He had a life-long enmity of oppression and the British, and when war with England seemed imminent, Barry immediately offered his services to the fledgling congress. At the outset of the Revolution, Barry was given the singularly important task of outfitting the first Continental Navy ships. Barry won the first and the last naval battles of the Revolutionary War.  He received Commission Number One in the new American Navy from President Washington in 1794. Barry outfitted and supervised the construction of the first frigates built under the Naval Act that same year.  He is widely considered to be the Father of the American Navy.

Thomas Cass Memorial 

Boston Public Garden,  Boylston Street Mall
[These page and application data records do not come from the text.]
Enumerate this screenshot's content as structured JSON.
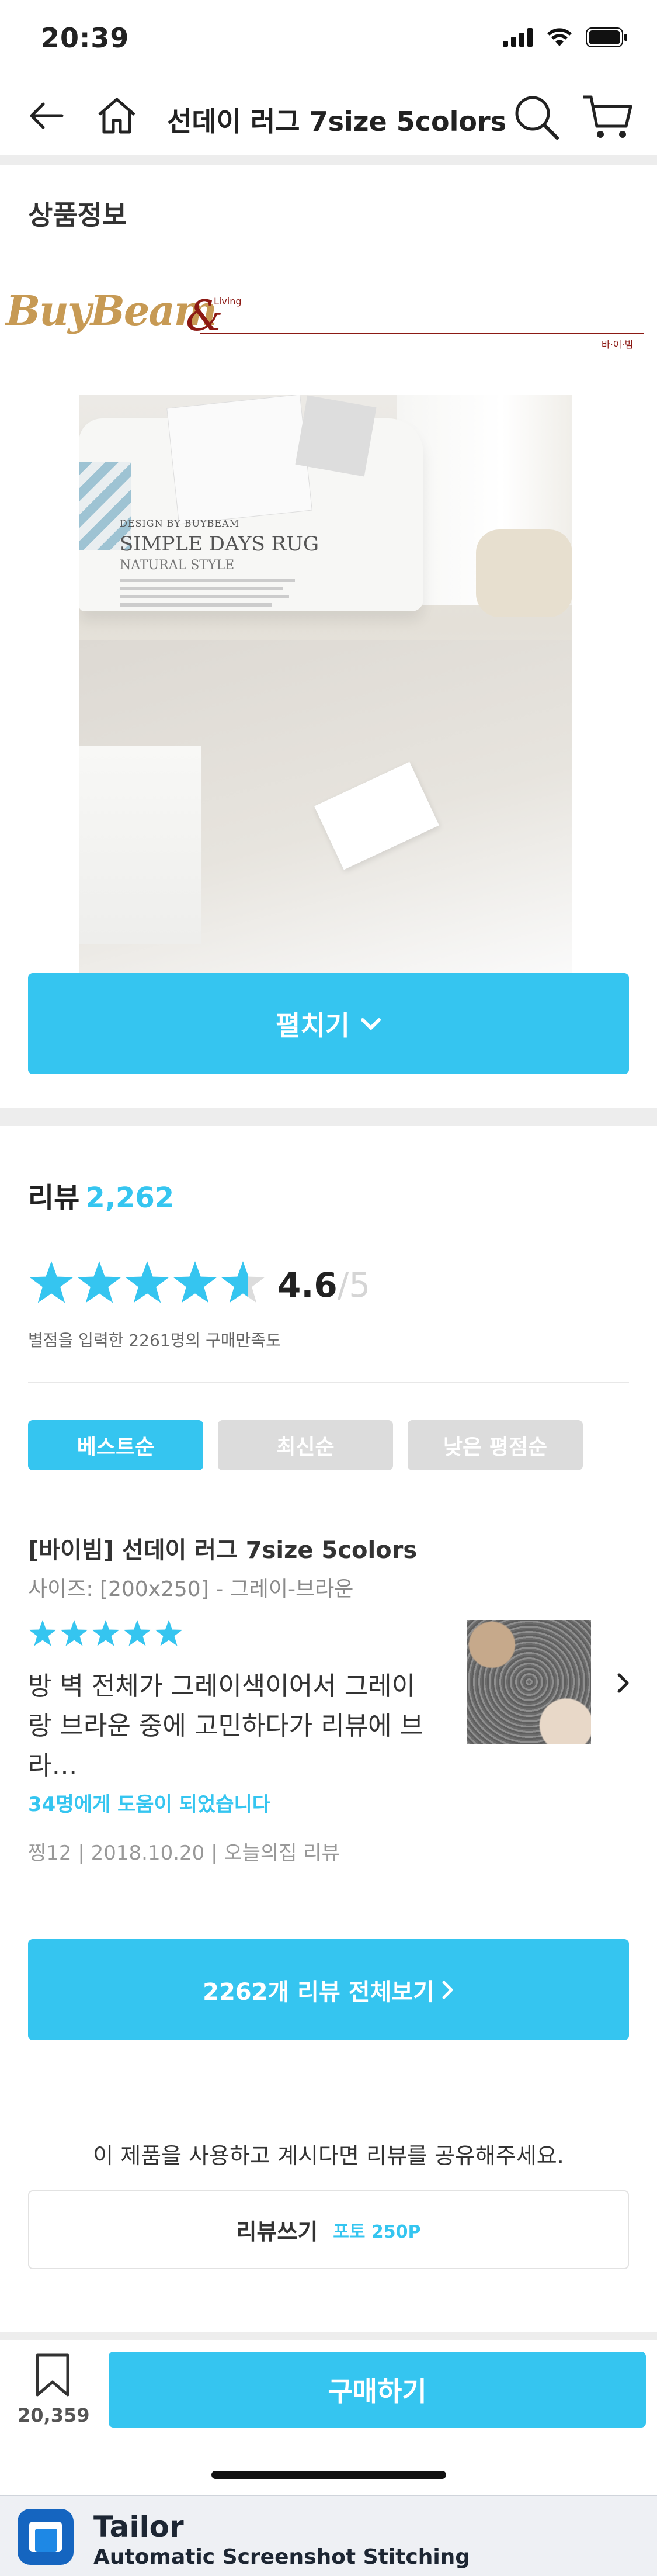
{
  "status_bar": {
    "time": "20:39"
  },
  "header": {
    "title": "선데이 러그 7size 5colors"
  },
  "product_info": {
    "section_title": "상품정보",
    "brand": {
      "logo_text": "BuyBeam",
      "amp": "&",
      "living": "Living",
      "tag": "바·이·빔"
    },
    "image": {
      "design_by": "DESIGN BY BUYBEAM",
      "product_name": "SIMPLE DAYS RUG",
      "style": "NATURAL STYLE"
    },
    "expand_label": "펼치기"
  },
  "reviews": {
    "title": "리뷰",
    "count": "2,262",
    "average": "4.6",
    "average_of": "/5",
    "rating_value": 4.6,
    "rating_sub": "별점을 입력한 2261명의 구매만족도",
    "sort_tabs": [
      {
        "label": "베스트순",
        "active": true
      },
      {
        "label": "최신순",
        "active": false
      },
      {
        "label": "낮은 평점순",
        "active": false
      }
    ],
    "top_review": {
      "title": "[바이빔] 선데이 러그 7size 5colors",
      "option": "사이즈: [200x250] - 그레이-브라운",
      "stars": 5,
      "body": "방 벽 전체가 그레이색이어서 그레이랑 브라운 중에 고민하다가 리뷰에 브라…",
      "helpful": "34명에게 도움이 되었습니다",
      "meta": "찡12 | 2018.10.20 | 오늘의집 리뷰"
    },
    "view_all": "2262개 리뷰 전체보기"
  },
  "share": {
    "prompt": "이 제품을 사용하고 계시다면 리뷰를 공유해주세요.",
    "write_label": "리뷰쓰기",
    "point_label": "포토 250P"
  },
  "bottom_bar": {
    "bookmark_count": "20,359",
    "buy_label": "구매하기"
  },
  "tailor": {
    "name": "Tailor",
    "subtitle": "Automatic Screenshot Stitching"
  },
  "colors": {
    "accent": "#35c5f0",
    "star": "#35c5f0",
    "disabled": "#dcdcdc"
  }
}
Thomas Cass was born in Queen’s County Ireland in 1821. He came to Boston with his family as a young man and became a successful businessman. When the Civil War broke out, Cass was given permission from the Governor of Massachusetts to raise a regiment of volunteer infantry, the 9th Massachusetts, consisting primarily of Irish immigrants. Initial funding for the regiment came from Patrick Donahoe, publisher of the Boston Pilot, the official newspaper of the Archdiocese of Boston.

The regiment fought bravely under the command of Colonel Cass in numerous engagements including the Battle of Mechanicsville, and the Battle of Malvern Hill as part of the Union Army Peninsular Campaign to capture the city of Richmond, Virginia. In 1862, Colonel Cass was mortally wounded at Malvern Hill and died shortly after in Boston.  He was buried with military honors at Mount Auburn Cemetery in Cambridge.  The first memorial statue erected in the Public Garden for Colonel Cass was so criticized for its lack of artistic merit that the Society of the Ninth Regiment commissioned a new bronze statue that is there today.